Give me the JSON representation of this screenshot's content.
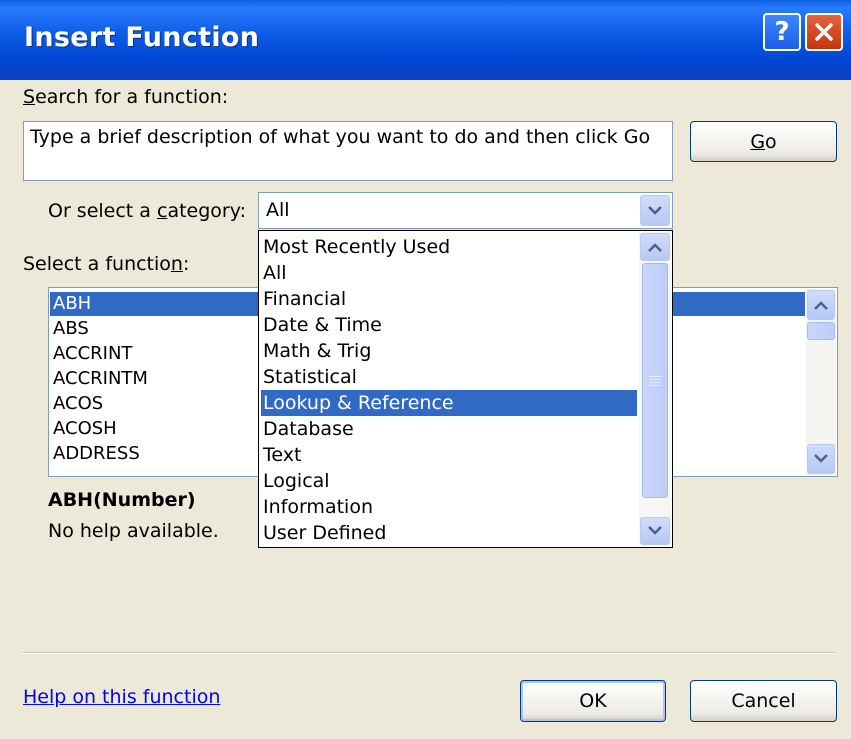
{
  "window": {
    "title": "Insert Function",
    "help_button": "?"
  },
  "search": {
    "label_pre": "",
    "label_accel": "S",
    "label_post": "earch for a function:",
    "text": "Type a brief description of what you want to do and then click Go",
    "go_accel": "G",
    "go_post": "o"
  },
  "category": {
    "label_pre": "Or select a ",
    "label_accel": "c",
    "label_post": "ategory:",
    "value": "All",
    "options": [
      "Most Recently Used",
      "All",
      "Financial",
      "Date & Time",
      "Math & Trig",
      "Statistical",
      "Lookup & Reference",
      "Database",
      "Text",
      "Logical",
      "Information",
      "User Defined"
    ],
    "highlighted": "Lookup & Reference"
  },
  "function_list": {
    "label_pre": "Select a functio",
    "label_accel": "n",
    "label_post": ":",
    "items": [
      "ABH",
      "ABS",
      "ACCRINT",
      "ACCRINTM",
      "ACOS",
      "ACOSH",
      "ADDRESS"
    ],
    "selected": "ABH"
  },
  "details": {
    "signature": "ABH(Number)",
    "description": "No help available."
  },
  "footer": {
    "help_link": "Help on this function",
    "ok_label": "OK",
    "cancel_label": "Cancel"
  },
  "colors": {
    "selection": "#316ac5",
    "title_bar": "#0a5fe0",
    "dialog_background": "#ece9d8"
  }
}
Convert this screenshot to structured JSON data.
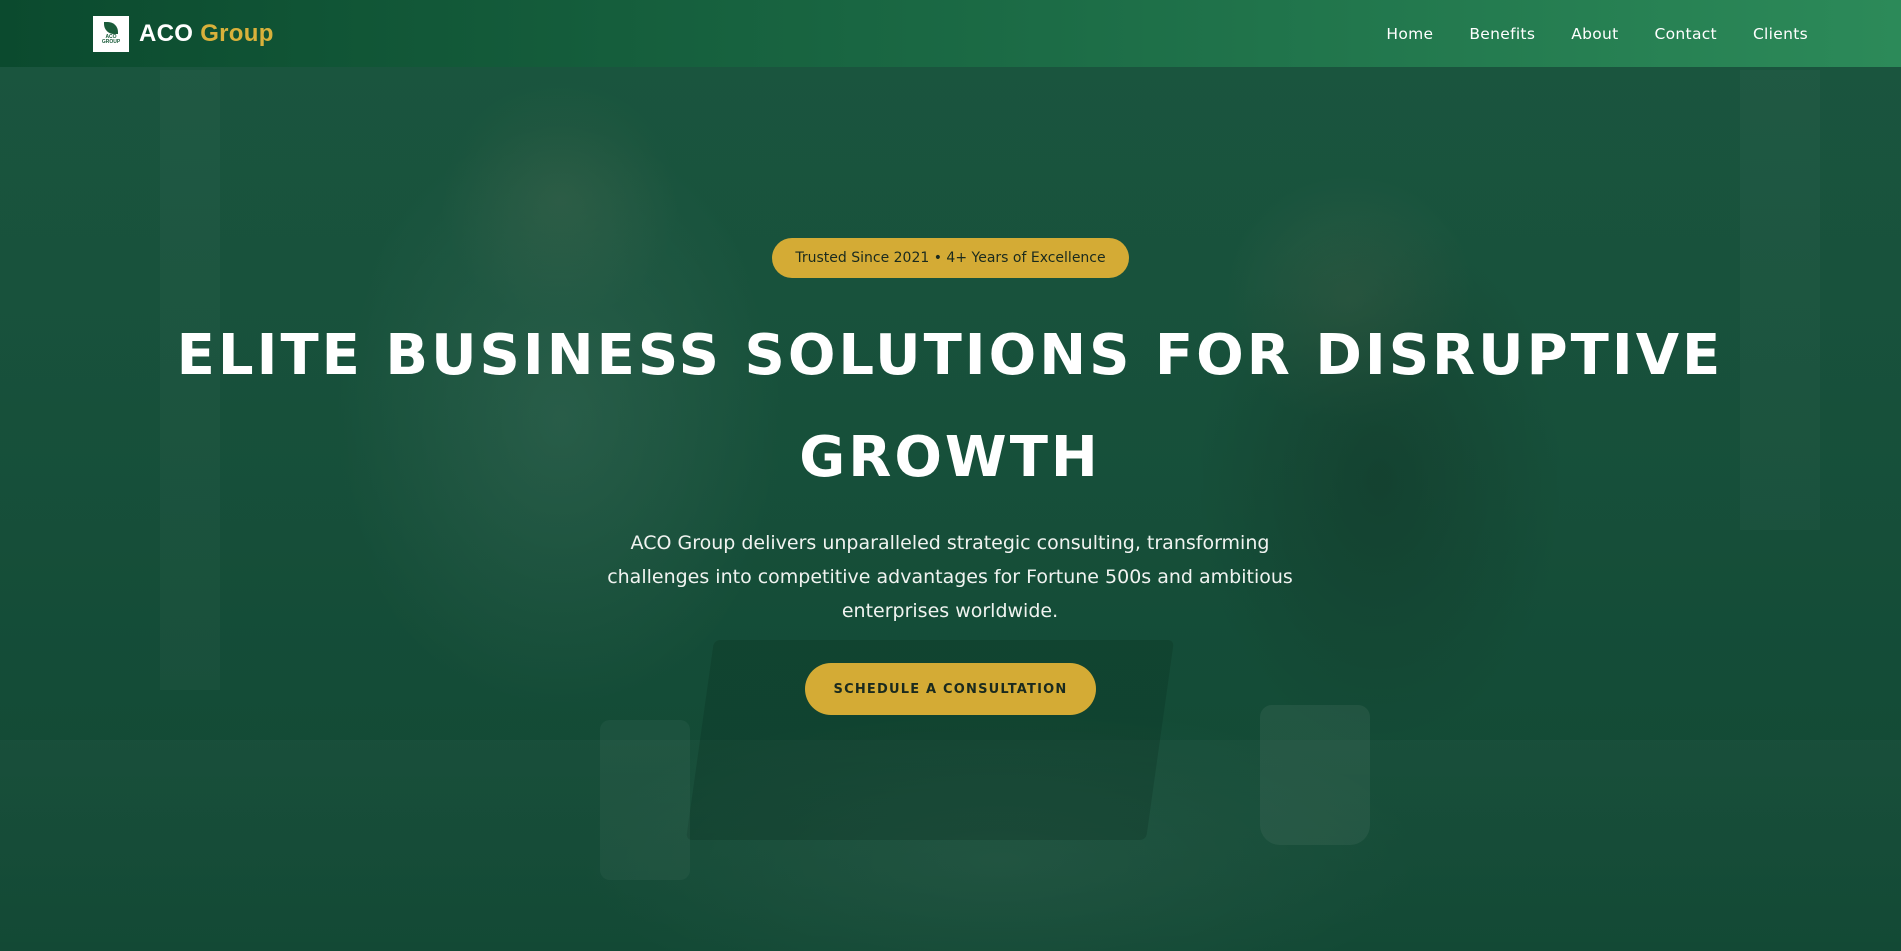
{
  "navbar": {
    "logo_text": [
      "ACO",
      "GROUP"
    ],
    "brand_primary": "ACO",
    "brand_accent": "Group",
    "links": [
      "Home",
      "Benefits",
      "About",
      "Contact",
      "Clients"
    ]
  },
  "hero": {
    "badge": "Trusted Since 2021 • 4+ Years of Excellence",
    "headline": "ELITE BUSINESS SOLUTIONS FOR DISRUPTIVE GROWTH",
    "subtext": "ACO Group delivers unparalleled strategic consulting, transforming challenges into competitive advantages for Fortune 500s and ambitious enterprises worldwide.",
    "cta_label": "SCHEDULE A CONSULTATION"
  },
  "colors": {
    "accent_gold": "#d4ab35",
    "nav_green_start": "#0b4a2e",
    "nav_green_end": "#2c8a59"
  }
}
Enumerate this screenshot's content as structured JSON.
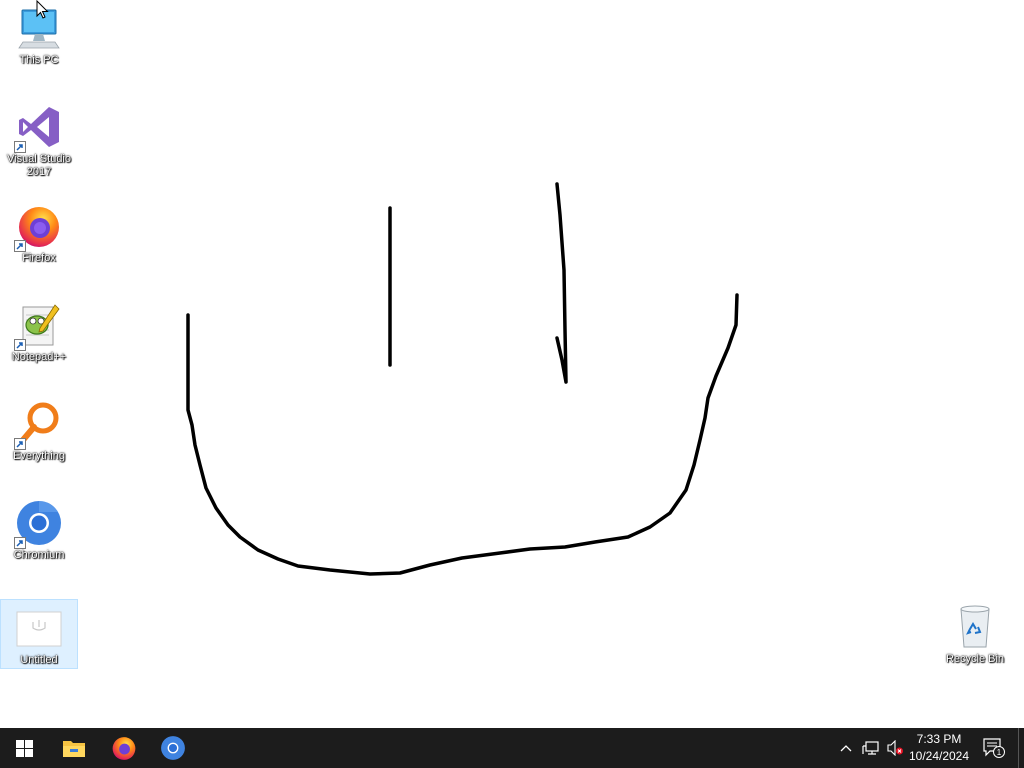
{
  "desktop": {
    "icons": [
      {
        "label": "This PC",
        "icon": "monitor-icon"
      },
      {
        "label": "Visual Studio 2017",
        "icon": "visual-studio-icon"
      },
      {
        "label": "Firefox",
        "icon": "firefox-icon"
      },
      {
        "label": "Notepad++",
        "icon": "notepad-plus-plus-icon"
      },
      {
        "label": "Everything",
        "icon": "magnifier-icon"
      },
      {
        "label": "Chromium",
        "icon": "chromium-icon"
      },
      {
        "label": "Untitled",
        "icon": "blank-document-icon"
      }
    ],
    "recycle_bin": {
      "label": "Recycle Bin",
      "icon": "recycle-bin-icon"
    }
  },
  "taskbar": {
    "start": {
      "icon": "windows-logo-icon"
    },
    "pinned": [
      {
        "icon": "file-explorer-icon"
      },
      {
        "icon": "firefox-icon"
      },
      {
        "icon": "chromium-icon"
      }
    ],
    "tray": {
      "time": "7:33 PM",
      "date": "10/24/2024",
      "notification_count": "1"
    }
  },
  "colors": {
    "taskbar_bg": "#1c1c1c",
    "desktop_bg": "#ffffff",
    "selection": "#cce8ff",
    "stroke": "#000000"
  }
}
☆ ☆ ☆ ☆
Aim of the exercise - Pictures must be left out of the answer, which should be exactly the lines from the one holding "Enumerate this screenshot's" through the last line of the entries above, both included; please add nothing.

Task result -
Enumerate this screenshot's content as structured JSON.
{
  "desktop": {
    "icons": [
      {
        "label": "This PC",
        "icon": "monitor-icon"
      },
      {
        "label": "Visual Studio 2017",
        "icon": "visual-studio-icon"
      },
      {
        "label": "Firefox",
        "icon": "firefox-icon"
      },
      {
        "label": "Notepad++",
        "icon": "notepad-plus-plus-icon"
      },
      {
        "label": "Everything",
        "icon": "magnifier-icon"
      },
      {
        "label": "Chromium",
        "icon": "chromium-icon"
      },
      {
        "label": "Untitled",
        "icon": "blank-document-icon"
      }
    ],
    "recycle_bin": {
      "label": "Recycle Bin",
      "icon": "recycle-bin-icon"
    }
  },
  "taskbar": {
    "start": {
      "icon": "windows-logo-icon"
    },
    "pinned": [
      {
        "icon": "file-explorer-icon"
      },
      {
        "icon": "firefox-icon"
      },
      {
        "icon": "chromium-icon"
      }
    ],
    "tray": {
      "time": "7:33 PM",
      "date": "10/24/2024",
      "notification_count": "1"
    }
  },
  "colors": {
    "taskbar_bg": "#1c1c1c",
    "desktop_bg": "#ffffff",
    "selection": "#cce8ff",
    "stroke": "#000000"
  }
}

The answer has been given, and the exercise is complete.